Music was made. Skills were taught. There were setbacks. There were advances. Difficult conversations were had. Smiles and grimaces existed simultaneously.
And this was all before 9:00 am.
I’ll spare you a long detailed list of what made this one of those days. But I’ve got this to share: showing up, really showing up, is hard.
Let me back up for a moment.
I’ve been on a two and a half year journey to decompartmentalize my life. Work Jon. Band Director Jon. Friend Jon. Boyfriend Jon. Littler broken versions of me showing up in different ways in different places. And I’d had it. I was too much work for myself and I was lost.
So thanks to ongoing therapy and a determination to approach my personal growth with the same drive I’d given my career, I set on a path to being more wholly, well, me everywhere I was.
It has been a long, slow, shifty process that is hard, unclear, and all over the place. Retooling my hardwiring has taken time, energy, and patience. And I feel different. More connected to myself, my loved ones, my students, my music.
However, when I show up fully and the energy is more transparent, less guarded, things can get messier.
Because I am messy; people are messy. Teenagers need more than just help with concert F.
And today was a day that felt like whiplash on a rollercoaster. Up/down. Left/right. Fast/slow. Happy/terrified. Hurt/healed.

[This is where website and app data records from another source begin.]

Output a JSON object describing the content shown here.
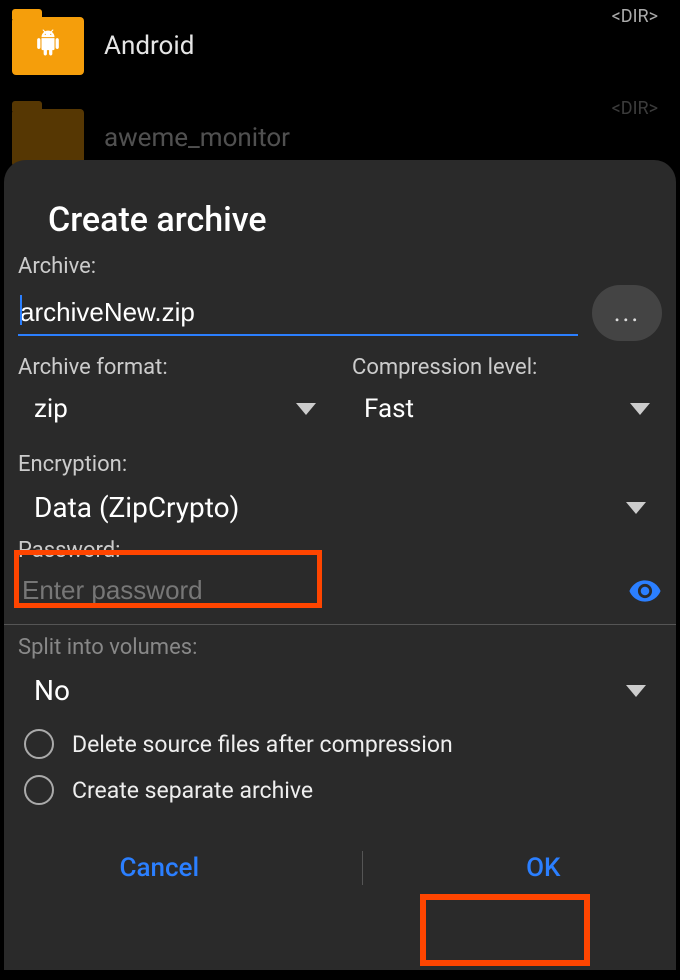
{
  "background": {
    "items": [
      {
        "label": "Android",
        "dir_tag": "<DIR>",
        "has_android_glyph": true
      },
      {
        "label": "aweme_monitor",
        "dir_tag": "<DIR>",
        "has_android_glyph": false
      }
    ]
  },
  "dialog": {
    "title": "Create archive",
    "archive_label": "Archive:",
    "archive_value": "archiveNew.zip",
    "browse_label": "...",
    "format_label": "Archive format:",
    "format_value": "zip",
    "compression_label": "Compression level:",
    "compression_value": "Fast",
    "encryption_label": "Encryption:",
    "encryption_value": "Data (ZipCrypto)",
    "password_label": "Password:",
    "password_placeholder": "Enter password",
    "split_label": "Split into volumes:",
    "split_value": "No",
    "delete_source_label": "Delete source files after compression",
    "separate_archive_label": "Create separate archive",
    "cancel_label": "Cancel",
    "ok_label": "OK"
  }
}
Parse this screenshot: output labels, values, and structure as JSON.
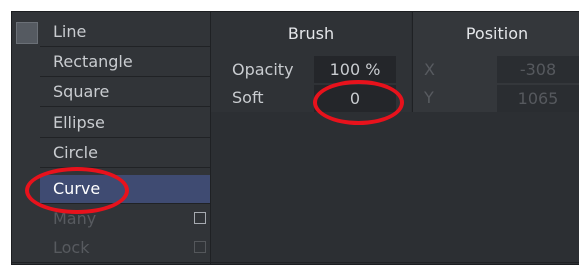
{
  "shape_list": {
    "items": [
      {
        "label": "Line"
      },
      {
        "label": "Rectangle"
      },
      {
        "label": "Square"
      },
      {
        "label": "Ellipse"
      },
      {
        "label": "Circle"
      },
      {
        "label": "Curve",
        "selected": true
      }
    ],
    "many_label": "Many",
    "lock_label": "Lock"
  },
  "brush": {
    "header": "Brush",
    "opacity_label": "Opacity",
    "opacity_value": "100 %",
    "soft_label": "Soft",
    "soft_value": "0"
  },
  "position": {
    "header": "Position",
    "x_label": "X",
    "x_value": "-308",
    "y_label": "Y",
    "y_value": "1065"
  },
  "colors": {
    "panel_bg": "#2c2f33",
    "selected_bg": "#3f4b72",
    "annotation": "#e8121c"
  }
}
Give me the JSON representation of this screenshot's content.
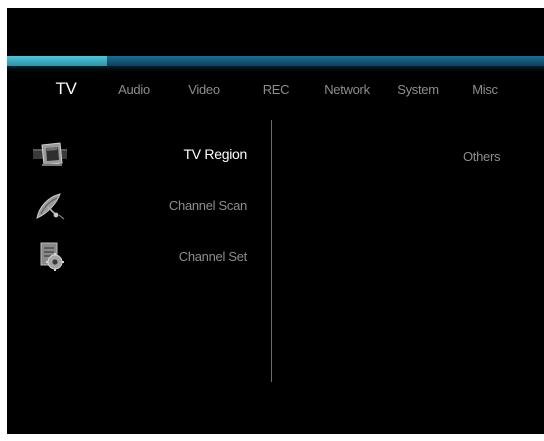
{
  "tabs": [
    {
      "label": "TV",
      "active": true
    },
    {
      "label": "Audio",
      "active": false
    },
    {
      "label": "Video",
      "active": false
    },
    {
      "label": "REC",
      "active": false
    },
    {
      "label": "Network",
      "active": false
    },
    {
      "label": "System",
      "active": false
    },
    {
      "label": "Misc",
      "active": false
    }
  ],
  "menu": {
    "items": [
      {
        "label": "TV Region",
        "icon": "tv-region-icon",
        "active": true
      },
      {
        "label": "Channel Scan",
        "icon": "satellite-dish-icon",
        "active": false
      },
      {
        "label": "Channel Set",
        "icon": "settings-document-icon",
        "active": false
      }
    ]
  },
  "right_panel": {
    "value": "Others"
  },
  "colors": {
    "background": "#000000",
    "header_band": "#1a6f96",
    "header_accent": "#4fc6d8",
    "active_text": "#ffffff",
    "inactive_text": "#8d8d8d"
  }
}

So showing up as my whole self means more mess. My life isn’t a series of beautifully curated bento boxes where everything and everyone neatly fits in the compartments I’ve created. It’s a jar of marbles tossed down a staircase over and over again.
And I’ve been struggling to feel like it’s been worth it, the changes I’ve made. And today, as I pushed through the morass, I realized it has been worth it.
It? This it is living.
I’m not burned out. Not run ragged. I’m just feeling the fullness of my experience. And the experience of those around me. And how we share it together. And sometimes it’s easy and sometimes it isn’t. At the same time.
My type-A personality is getting accustomed to my insides feeling like a sock drawer where all the socks are present but none of them match. And in that mess, that space, I actually feel closer to my life, my students, my art.
I don’t have a takeaway here. Just needed to get some thoughts out of my head. If something spoke to you, I’m glad.
October is tough for teachers and students. More questions than answers.
Be kind to yourself. You are doing the best you can with what you can give. And that’s enough for now.